Parents and teachers should prepare for the phased reopening of schools in England to start on 1 June as planned, the prime minister has confirmed.
Boris Johnson said the government intended to reopen for early years pupils, Reception, Year 1 and Year 6.
The week after, up to a quarter of Year 10 and Year 12 will be allowed “some contact” to help prepare for exams.
Schools closed on 20 March, except for key workers’ children and vulnerable children, as Covid-19 spread in the UK.
Speaking at the daily Downing Street briefing, Mr Johnson said he was setting out the government’s intention so teachers and parents could “plan in earnest” for school to resume in just over a week.
He said the formal decision would be taken as part of the three-week review into the lockdown measures, which the government is legally required to carry out by Thursday.
With many teachers expressing concerns about wider reopening, Mr Johnson said he acknowledged that it “may not be possible” for all schools, adding that the government will support those “experiencing difficulties” to reopen as soon as possible.

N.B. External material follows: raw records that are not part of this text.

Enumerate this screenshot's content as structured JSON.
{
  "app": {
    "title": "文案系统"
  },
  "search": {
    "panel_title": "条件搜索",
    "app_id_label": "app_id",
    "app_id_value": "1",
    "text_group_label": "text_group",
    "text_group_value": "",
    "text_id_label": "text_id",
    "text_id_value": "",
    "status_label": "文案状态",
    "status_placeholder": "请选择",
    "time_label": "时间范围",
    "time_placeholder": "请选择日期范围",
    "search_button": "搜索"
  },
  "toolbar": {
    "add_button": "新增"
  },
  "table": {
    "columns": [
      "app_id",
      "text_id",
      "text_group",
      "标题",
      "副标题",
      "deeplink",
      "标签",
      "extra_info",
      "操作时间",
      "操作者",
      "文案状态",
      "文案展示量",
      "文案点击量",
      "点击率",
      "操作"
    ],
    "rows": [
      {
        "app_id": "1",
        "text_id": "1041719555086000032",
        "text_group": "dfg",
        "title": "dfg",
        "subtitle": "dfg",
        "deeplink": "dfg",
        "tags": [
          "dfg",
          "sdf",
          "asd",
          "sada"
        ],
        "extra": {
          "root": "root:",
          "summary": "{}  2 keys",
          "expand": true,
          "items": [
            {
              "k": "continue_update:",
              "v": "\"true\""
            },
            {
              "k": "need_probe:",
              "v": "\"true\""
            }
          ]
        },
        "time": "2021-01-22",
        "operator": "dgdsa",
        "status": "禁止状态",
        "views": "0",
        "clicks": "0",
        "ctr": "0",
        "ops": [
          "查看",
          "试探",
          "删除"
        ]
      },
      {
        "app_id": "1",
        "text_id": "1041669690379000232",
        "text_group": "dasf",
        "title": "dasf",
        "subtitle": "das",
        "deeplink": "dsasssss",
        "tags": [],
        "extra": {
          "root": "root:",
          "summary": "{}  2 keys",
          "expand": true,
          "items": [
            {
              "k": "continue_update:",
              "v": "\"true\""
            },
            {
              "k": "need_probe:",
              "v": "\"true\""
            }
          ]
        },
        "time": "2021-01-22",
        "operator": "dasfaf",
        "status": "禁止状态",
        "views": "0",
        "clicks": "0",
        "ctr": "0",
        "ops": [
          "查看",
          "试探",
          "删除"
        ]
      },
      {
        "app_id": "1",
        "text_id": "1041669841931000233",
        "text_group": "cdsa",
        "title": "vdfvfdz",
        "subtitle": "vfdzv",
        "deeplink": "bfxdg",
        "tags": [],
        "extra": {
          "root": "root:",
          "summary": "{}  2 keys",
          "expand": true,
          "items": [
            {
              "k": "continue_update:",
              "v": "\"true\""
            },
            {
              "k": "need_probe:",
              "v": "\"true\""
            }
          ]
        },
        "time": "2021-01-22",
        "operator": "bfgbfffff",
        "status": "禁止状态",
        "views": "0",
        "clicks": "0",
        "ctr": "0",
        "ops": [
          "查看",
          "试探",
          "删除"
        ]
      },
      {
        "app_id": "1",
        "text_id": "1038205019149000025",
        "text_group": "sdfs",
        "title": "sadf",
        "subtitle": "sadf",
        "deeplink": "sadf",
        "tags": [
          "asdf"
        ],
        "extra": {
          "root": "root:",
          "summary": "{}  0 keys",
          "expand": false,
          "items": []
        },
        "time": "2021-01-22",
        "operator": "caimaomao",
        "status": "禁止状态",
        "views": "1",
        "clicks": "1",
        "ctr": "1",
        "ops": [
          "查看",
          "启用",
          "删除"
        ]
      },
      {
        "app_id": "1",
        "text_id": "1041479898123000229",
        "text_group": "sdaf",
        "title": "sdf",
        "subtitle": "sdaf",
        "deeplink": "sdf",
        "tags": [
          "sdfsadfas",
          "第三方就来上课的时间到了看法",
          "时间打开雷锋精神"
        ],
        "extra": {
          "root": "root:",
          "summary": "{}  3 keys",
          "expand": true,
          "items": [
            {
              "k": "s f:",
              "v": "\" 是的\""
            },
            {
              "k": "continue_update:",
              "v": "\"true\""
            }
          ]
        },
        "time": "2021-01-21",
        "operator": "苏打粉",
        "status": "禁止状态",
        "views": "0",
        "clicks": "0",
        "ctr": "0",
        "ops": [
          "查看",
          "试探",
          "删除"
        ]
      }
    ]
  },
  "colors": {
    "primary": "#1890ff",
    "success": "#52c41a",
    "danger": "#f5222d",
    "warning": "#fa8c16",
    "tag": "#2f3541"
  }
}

Mr Johnson said reopening schools was a crucial part of the next phase of the government’s response to the pandemic because “the education of our children is crucial for their welfare, their health, their long-term future and for social justice”.
“So in line with the decisions taken in many other countries, we want to start getting our children back into the classroom in a way that is as manageable and as safe as possible,” he said.
The proposal had prompted concerns from teaching unions, head teachers and many local authorities. A BBC Breakfast survey with responses from 99 councils found that only 20 were advising schools to open more widely on 1 June.
Another 15 said they would not be advising schools to reopen to more pupils and 68 said they could not guarantee reopening for Reception, Year 1 and Year 6 as the government intended.